Case update (1): Employer’s liability – it’s more likely…

What do we already know?

We updated you in our March 2016 Newsletter Employers liability – it’s more likely… on two Supreme Court decisions which demonstrated an increasing willingness by the courts to hold an employer liable for the actions of its staff.

The Supreme Court adopted a two stage test for liability which considered whether the relevant relationship was one of employment (or sufficiently similar to employment) and whether the act was sufficiently closely connected with that employment.

 

What’s new?

The two stage test adopted by the Supreme Court has been applied by the Court of Appeal to create vicarious liability for the conduct of a third party independent contractor.

Summary:  Is an employer liable for the wrongful acts of an independent contractor?

Yes, if the relationship between the parties is employment (or akin to) and the wrongful act was sufficiently closely connected to that ‘employment’, confirms the Court of Appeal in Barclays Bank plc v Various Claimants available here.

Facts:  The late Dr Gordon Bates conducted medical examinations and assessments on behalf of Barclays Bank from 1968 until 1984.  The medical exam was an essential part of offers of employment with the bank and prospective employees had no choice but to have it. There was a set fee paid to Dr Bates for each examination (he would fill in a proforma provided by the bank).

Dr Bates was later found to have engaged in inappropriate examinations requiring the individuals to strip down to their underwear and examined their breasts and/or digitally penetrated the anus or vagina.

Victims claimed that the bank were vicariously liable for the actions of Dr Bates as an employee.

The bank denied he was an employee or in a situation akin to employment. He was instead an independent subcontractor and, as such, liable only on his own part.  Unfortunately, whilst Dr Bates had substantial assets, they could no longer be fixed on.

The High Court considered the preliminary issue of whether Barclays Bank was vicariously liable for the sexual assaults by Dr Bates.

The High Court considered the two stage test as set out in previous case law:

  1. Is the relevant relationship one of employment or “akin to employment”?
  2. Was the wrongful act sufficiently closely connected with that employment?

On applying these tests, the Court found Barclays liable for the conduct of Dr Bates.

Barclays appealed to the Court of Appeal on the basis that the application of stage 1 of the test was incorrect and on the basis that Dr Bates’ status as an independent contractor was a complete defence to the claim.

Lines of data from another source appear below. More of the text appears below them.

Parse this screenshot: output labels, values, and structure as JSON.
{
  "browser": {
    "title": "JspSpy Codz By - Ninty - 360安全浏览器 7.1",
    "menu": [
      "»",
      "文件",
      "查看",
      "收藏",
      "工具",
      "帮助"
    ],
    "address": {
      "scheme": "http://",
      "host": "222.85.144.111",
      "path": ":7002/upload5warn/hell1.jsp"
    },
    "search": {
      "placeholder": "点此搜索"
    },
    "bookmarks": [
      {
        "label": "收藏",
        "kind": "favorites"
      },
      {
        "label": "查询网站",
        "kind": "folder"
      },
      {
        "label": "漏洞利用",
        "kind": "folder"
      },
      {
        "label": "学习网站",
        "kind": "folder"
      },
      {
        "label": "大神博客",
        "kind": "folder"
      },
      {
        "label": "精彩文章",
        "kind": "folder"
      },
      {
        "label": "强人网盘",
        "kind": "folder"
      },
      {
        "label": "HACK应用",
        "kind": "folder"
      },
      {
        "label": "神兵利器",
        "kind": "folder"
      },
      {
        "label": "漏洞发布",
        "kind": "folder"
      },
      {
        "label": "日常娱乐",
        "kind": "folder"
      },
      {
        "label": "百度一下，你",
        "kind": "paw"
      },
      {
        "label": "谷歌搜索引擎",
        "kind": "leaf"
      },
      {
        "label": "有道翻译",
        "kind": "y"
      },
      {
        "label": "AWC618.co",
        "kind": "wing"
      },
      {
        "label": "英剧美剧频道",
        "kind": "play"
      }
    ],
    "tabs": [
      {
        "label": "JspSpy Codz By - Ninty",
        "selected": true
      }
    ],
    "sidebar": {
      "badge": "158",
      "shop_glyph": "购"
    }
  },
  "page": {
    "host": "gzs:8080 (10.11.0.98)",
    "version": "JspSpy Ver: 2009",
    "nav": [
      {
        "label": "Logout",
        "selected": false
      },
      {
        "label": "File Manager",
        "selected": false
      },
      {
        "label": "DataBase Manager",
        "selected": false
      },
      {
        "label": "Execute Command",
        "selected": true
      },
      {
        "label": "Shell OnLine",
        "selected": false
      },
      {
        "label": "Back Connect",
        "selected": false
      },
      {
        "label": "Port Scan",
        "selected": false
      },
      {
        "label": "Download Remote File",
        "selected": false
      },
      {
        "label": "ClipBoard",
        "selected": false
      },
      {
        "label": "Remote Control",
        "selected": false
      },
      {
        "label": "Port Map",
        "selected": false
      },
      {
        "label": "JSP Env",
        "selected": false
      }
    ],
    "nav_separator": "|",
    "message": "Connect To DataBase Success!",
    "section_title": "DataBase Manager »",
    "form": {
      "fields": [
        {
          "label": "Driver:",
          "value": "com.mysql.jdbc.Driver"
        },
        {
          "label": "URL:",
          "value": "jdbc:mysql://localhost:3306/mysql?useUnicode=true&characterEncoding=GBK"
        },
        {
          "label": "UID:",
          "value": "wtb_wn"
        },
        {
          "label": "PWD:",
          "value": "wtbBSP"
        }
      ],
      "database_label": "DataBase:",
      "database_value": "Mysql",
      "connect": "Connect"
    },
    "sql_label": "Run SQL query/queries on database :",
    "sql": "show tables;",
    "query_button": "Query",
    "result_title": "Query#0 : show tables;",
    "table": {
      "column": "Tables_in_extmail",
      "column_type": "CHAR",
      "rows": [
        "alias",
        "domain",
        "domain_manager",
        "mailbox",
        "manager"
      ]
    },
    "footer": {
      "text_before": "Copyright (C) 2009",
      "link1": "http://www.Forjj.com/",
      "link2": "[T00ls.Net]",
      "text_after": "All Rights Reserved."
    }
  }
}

The Court of Appeal upheld the High Court’s decision and held that Barclays was vicariously liable for the alleged sexual assaults carried out by Dr Bates.  The Court of Appeal rejected the submission that Dr Bates’ status as an independent contractor was a defence to the claim. The Court of Appeal emphasised that the correct method is to apply the two-stage test to the particular facts of the case.

On doing so, the Court of Appeal found as follows:

  • The principal benefit of the medical examinations was to Barclays. For example, the medical examinations were an essential part of the recruitment process which was a business activity integral to the business.
  • Barclays had created the “risk” of the act being committed as it had arranged for the medical examinations to be carried out solely by the doctor and provided the victims with details of where and when to attend.
  • Dr Bates was under the control of Barclays. For example, Barclays had identified the questions to be asked, the nature and purpose of the examinations to be undertaken and the form of report that had to be completed. The victims were also directed to that particular doctor for an assessment, which was a condition of the offer of employment.
  • Although Barclays had more means to compensate the victims (as compared with the distributed estate of the doctor), the High Court was right to give little weight to this criterion.

Although the second stage of the test was not appealed by Barclays, the Court of Appeal reiterated that the “medical examinations were sufficiently closely connected with the relationship between Dr Bates and the Appellants [Barclays]. They were the whole purpose of that relationship.

Implications:  This case confirms that the existence of an independent contractor is not a defence to a vicarious liability claim. Employers need to be very careful when choosing third party providers, such as occupational health and medical experts, and should carry out a full and proper due diligence exercise. Employers should also ensure they include indemnities in agreements and/or insure against liability for their actions.